*** Opening of Record extracts ***
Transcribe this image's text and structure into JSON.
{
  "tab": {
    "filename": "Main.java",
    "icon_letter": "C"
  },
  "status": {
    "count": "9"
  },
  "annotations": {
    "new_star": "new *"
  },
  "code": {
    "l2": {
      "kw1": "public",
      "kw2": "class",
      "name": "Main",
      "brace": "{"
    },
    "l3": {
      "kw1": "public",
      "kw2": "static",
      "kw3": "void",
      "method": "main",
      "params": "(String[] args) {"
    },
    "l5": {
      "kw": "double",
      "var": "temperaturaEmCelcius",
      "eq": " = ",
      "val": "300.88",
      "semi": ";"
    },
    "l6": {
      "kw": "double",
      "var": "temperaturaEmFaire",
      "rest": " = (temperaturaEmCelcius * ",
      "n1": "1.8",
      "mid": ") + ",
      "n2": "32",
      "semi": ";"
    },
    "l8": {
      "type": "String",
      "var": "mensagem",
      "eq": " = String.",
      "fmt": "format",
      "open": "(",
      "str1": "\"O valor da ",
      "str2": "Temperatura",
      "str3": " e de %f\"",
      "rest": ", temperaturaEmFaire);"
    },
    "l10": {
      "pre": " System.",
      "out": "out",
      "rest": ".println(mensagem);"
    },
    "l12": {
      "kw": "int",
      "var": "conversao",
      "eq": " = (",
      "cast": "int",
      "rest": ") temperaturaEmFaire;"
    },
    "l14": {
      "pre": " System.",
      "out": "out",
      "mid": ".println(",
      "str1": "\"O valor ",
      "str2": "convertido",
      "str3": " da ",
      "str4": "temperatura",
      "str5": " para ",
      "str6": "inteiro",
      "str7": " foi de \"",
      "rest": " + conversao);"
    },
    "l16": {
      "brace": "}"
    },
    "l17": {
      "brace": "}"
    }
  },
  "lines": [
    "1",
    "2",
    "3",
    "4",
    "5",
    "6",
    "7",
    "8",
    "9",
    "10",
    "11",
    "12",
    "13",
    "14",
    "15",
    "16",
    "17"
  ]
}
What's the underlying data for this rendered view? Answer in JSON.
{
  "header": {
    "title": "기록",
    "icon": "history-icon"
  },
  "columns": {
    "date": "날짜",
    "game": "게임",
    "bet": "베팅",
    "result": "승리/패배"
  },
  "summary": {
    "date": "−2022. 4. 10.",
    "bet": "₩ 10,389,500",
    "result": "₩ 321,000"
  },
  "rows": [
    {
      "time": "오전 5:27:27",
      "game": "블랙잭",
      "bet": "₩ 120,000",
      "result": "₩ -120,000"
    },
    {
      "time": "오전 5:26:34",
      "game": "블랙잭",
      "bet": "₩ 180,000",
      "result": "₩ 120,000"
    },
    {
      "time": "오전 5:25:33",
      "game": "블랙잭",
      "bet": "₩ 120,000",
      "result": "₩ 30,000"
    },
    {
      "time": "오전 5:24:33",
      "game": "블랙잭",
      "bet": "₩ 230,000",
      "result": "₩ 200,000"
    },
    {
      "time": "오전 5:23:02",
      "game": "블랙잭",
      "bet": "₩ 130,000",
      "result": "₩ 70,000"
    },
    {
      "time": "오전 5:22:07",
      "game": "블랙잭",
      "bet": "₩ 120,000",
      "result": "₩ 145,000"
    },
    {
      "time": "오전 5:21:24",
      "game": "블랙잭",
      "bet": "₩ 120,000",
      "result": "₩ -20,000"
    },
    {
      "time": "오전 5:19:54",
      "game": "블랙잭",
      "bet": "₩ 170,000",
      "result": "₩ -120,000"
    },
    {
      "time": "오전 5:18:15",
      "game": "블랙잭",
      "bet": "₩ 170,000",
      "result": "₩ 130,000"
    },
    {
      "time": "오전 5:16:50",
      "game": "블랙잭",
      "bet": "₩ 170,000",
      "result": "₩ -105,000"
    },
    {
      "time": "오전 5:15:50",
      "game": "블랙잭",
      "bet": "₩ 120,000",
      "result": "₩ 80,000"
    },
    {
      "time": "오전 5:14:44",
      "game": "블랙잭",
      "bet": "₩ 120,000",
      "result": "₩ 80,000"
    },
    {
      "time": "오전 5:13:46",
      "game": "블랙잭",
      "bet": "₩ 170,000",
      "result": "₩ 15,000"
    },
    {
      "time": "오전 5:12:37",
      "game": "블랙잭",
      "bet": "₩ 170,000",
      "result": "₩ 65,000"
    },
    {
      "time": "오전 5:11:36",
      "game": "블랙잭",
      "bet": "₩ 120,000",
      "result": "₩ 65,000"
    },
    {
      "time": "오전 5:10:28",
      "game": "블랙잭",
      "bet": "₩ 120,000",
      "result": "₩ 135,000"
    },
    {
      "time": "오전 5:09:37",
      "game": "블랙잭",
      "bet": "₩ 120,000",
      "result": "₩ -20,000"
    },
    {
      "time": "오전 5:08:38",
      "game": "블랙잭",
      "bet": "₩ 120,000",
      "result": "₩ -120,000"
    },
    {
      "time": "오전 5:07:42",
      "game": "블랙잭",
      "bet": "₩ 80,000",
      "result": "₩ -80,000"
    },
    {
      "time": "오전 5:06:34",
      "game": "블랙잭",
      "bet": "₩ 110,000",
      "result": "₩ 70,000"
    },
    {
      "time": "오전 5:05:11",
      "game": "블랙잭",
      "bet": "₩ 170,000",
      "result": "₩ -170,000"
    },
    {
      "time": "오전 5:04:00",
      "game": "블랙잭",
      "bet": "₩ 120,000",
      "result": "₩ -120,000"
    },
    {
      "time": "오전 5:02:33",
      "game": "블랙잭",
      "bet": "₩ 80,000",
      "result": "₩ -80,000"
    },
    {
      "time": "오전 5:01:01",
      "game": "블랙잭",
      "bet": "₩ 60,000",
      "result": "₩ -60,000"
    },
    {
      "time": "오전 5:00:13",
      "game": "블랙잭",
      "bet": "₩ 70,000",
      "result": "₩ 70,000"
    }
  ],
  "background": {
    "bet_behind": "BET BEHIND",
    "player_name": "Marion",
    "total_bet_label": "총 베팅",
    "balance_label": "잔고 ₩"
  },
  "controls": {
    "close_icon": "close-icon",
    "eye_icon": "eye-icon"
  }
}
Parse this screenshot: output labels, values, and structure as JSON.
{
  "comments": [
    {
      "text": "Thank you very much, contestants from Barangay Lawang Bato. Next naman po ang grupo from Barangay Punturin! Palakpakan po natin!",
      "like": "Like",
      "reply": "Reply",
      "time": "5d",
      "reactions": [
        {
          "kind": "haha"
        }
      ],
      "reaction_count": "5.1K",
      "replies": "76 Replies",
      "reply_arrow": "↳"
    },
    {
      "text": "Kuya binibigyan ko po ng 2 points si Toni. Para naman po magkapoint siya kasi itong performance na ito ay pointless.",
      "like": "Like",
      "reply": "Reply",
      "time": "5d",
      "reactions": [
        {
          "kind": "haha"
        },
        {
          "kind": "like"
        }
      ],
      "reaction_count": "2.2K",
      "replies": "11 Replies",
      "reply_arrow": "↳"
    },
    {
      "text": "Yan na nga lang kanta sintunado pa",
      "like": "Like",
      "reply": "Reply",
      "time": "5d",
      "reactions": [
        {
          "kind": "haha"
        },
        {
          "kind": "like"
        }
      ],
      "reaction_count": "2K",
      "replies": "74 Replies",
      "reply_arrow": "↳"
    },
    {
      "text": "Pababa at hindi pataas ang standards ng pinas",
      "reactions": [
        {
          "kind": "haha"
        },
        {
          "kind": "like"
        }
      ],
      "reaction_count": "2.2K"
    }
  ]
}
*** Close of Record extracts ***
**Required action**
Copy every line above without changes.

**Task response**
Transcribe this image's text and structure into JSON.
{
  "tab": {
    "filename": "Main.java",
    "icon_letter": "C"
  },
  "status": {
    "count": "9"
  },
  "annotations": {
    "new_star": "new *"
  },
  "code": {
    "l2": {
      "kw1": "public",
      "kw2": "class",
      "name": "Main",
      "brace": "{"
    },
    "l3": {
      "kw1": "public",
      "kw2": "static",
      "kw3": "void",
      "method": "main",
      "params": "(String[] args) {"
    },
    "l5": {
      "kw": "double",
      "var": "temperaturaEmCelcius",
      "eq": " = ",
      "val": "300.88",
      "semi": ";"
    },
    "l6": {
      "kw": "double",
      "var": "temperaturaEmFaire",
      "rest": " = (temperaturaEmCelcius * ",
      "n1": "1.8",
      "mid": ") + ",
      "n2": "32",
      "semi": ";"
    },
    "l8": {
      "type": "String",
      "var": "mensagem",
      "eq": " = String.",
      "fmt": "format",
      "open": "(",
      "str1": "\"O valor da ",
      "str2": "Temperatura",
      "str3": " e de %f\"",
      "rest": ", temperaturaEmFaire);"
    },
    "l10": {
      "pre": " System.",
      "out": "out",
      "rest": ".println(mensagem);"
    },
    "l12": {
      "kw": "int",
      "var": "conversao",
      "eq": " = (",
      "cast": "int",
      "rest": ") temperaturaEmFaire;"
    },
    "l14": {
      "pre": " System.",
      "out": "out",
      "mid": ".println(",
      "str1": "\"O valor ",
      "str2": "convertido",
      "str3": " da ",
      "str4": "temperatura",
      "str5": " para ",
      "str6": "inteiro",
      "str7": " foi de \"",
      "rest": " + conversao);"
    },
    "l16": {
      "brace": "}"
    },
    "l17": {
      "brace": "}"
    }
  },
  "lines": [
    "1",
    "2",
    "3",
    "4",
    "5",
    "6",
    "7",
    "8",
    "9",
    "10",
    "11",
    "12",
    "13",
    "14",
    "15",
    "16",
    "17"
  ]
}
What's the underlying data for this rendered view? Answer in JSON.
{
  "header": {
    "title": "기록",
    "icon": "history-icon"
  },
  "columns": {
    "date": "날짜",
    "game": "게임",
    "bet": "베팅",
    "result": "승리/패배"
  },
  "summary": {
    "date": "−2022. 4. 10.",
    "bet": "₩ 10,389,500",
    "result": "₩ 321,000"
  },
  "rows": [
    {
      "time": "오전 5:27:27",
      "game": "블랙잭",
      "bet": "₩ 120,000",
      "result": "₩ -120,000"
    },
    {
      "time": "오전 5:26:34",
      "game": "블랙잭",
      "bet": "₩ 180,000",
      "result": "₩ 120,000"
    },
    {
      "time": "오전 5:25:33",
      "game": "블랙잭",
      "bet": "₩ 120,000",
      "result": "₩ 30,000"
    },
    {
      "time": "오전 5:24:33",
      "game": "블랙잭",
      "bet": "₩ 230,000",
      "result": "₩ 200,000"
    },
    {
      "time": "오전 5:23:02",
      "game": "블랙잭",
      "bet": "₩ 130,000",
      "result": "₩ 70,000"
    },
    {
      "time": "오전 5:22:07",
      "game": "블랙잭",
      "bet": "₩ 120,000",
      "result": "₩ 145,000"
    },
    {
      "time": "오전 5:21:24",
      "game": "블랙잭",
      "bet": "₩ 120,000",
      "result": "₩ -20,000"
    },
    {
      "time": "오전 5:19:54",
      "game": "블랙잭",
      "bet": "₩ 170,000",
      "result": "₩ -120,000"
    },
    {
      "time": "오전 5:18:15",
      "game": "블랙잭",
      "bet": "₩ 170,000",
      "result": "₩ 130,000"
    },
    {
      "time": "오전 5:16:50",
      "game": "블랙잭",
      "bet": "₩ 170,000",
      "result": "₩ -105,000"
    },
    {
      "time": "오전 5:15:50",
      "game": "블랙잭",
      "bet": "₩ 120,000",
      "result": "₩ 80,000"
    },
    {
      "time": "오전 5:14:44",
      "game": "블랙잭",
      "bet": "₩ 120,000",
      "result": "₩ 80,000"
    },
    {
      "time": "오전 5:13:46",
      "game": "블랙잭",
      "bet": "₩ 170,000",
      "result": "₩ 15,000"
    },
    {
      "time": "오전 5:12:37",
      "game": "블랙잭",
      "bet": "₩ 170,000",
      "result": "₩ 65,000"
    },
    {
      "time": "오전 5:11:36",
      "game": "블랙잭",
      "bet": "₩ 120,000",
      "result": "₩ 65,000"
    },
    {
      "time": "오전 5:10:28",
      "game": "블랙잭",
      "bet": "₩ 120,000",
      "result": "₩ 135,000"
    },
    {
      "time": "오전 5:09:37",
      "game": "블랙잭",
      "bet": "₩ 120,000",
      "result": "₩ -20,000"
    },
    {
      "time": "오전 5:08:38",
      "game": "블랙잭",
      "bet": "₩ 120,000",
      "result": "₩ -120,000"
    },
    {
      "time": "오전 5:07:42",
      "game": "블랙잭",
      "bet": "₩ 80,000",
      "result": "₩ -80,000"
    },
    {
      "time": "오전 5:06:34",
      "game": "블랙잭",
      "bet": "₩ 110,000",
      "result": "₩ 70,000"
    },
    {
      "time": "오전 5:05:11",
      "game": "블랙잭",
      "bet": "₩ 170,000",
      "result": "₩ -170,000"
    },
    {
      "time": "오전 5:04:00",
      "game": "블랙잭",
      "bet": "₩ 120,000",
      "result": "₩ -120,000"
    },
    {
      "time": "오전 5:02:33",
      "game": "블랙잭",
      "bet": "₩ 80,000",
      "result": "₩ -80,000"
    },
    {
      "time": "오전 5:01:01",
      "game": "블랙잭",
      "bet": "₩ 60,000",
      "result": "₩ -60,000"
    },
    {
      "time": "오전 5:00:13",
      "game": "블랙잭",
      "bet": "₩ 70,000",
      "result": "₩ 70,000"
    }
  ],
  "background": {
    "bet_behind": "BET BEHIND",
    "player_name": "Marion",
    "total_bet_label": "총 베팅",
    "balance_label": "잔고 ₩"
  },
  "controls": {
    "close_icon": "close-icon",
    "eye_icon": "eye-icon"
  }
}
Parse this screenshot: output labels, values, and structure as JSON.
{
  "comments": [
    {
      "text": "Thank you very much, contestants from Barangay Lawang Bato. Next naman po ang grupo from Barangay Punturin! Palakpakan po natin!",
      "like": "Like",
      "reply": "Reply",
      "time": "5d",
      "reactions": [
        {
          "kind": "haha"
        }
      ],
      "reaction_count": "5.1K",
      "replies": "76 Replies",
      "reply_arrow": "↳"
    },
    {
      "text": "Kuya binibigyan ko po ng 2 points si Toni. Para naman po magkapoint siya kasi itong performance na ito ay pointless.",
      "like": "Like",
      "reply": "Reply",
      "time": "5d",
      "reactions": [
        {
          "kind": "haha"
        },
        {
          "kind": "like"
        }
      ],
      "reaction_count": "2.2K",
      "replies": "11 Replies",
      "reply_arrow": "↳"
    },
    {
      "text": "Yan na nga lang kanta sintunado pa",
      "like": "Like",
      "reply": "Reply",
      "time": "5d",
      "reactions": [
        {
          "kind": "haha"
        },
        {
          "kind": "like"
        }
      ],
      "reaction_count": "2K",
      "replies": "74 Replies",
      "reply_arrow": "↳"
    },
    {
      "text": "Pababa at hindi pataas ang standards ng pinas",
      "reactions": [
        {
          "kind": "haha"
        },
        {
          "kind": "like"
        }
      ],
      "reaction_count": "2.2K"
    }
  ]
}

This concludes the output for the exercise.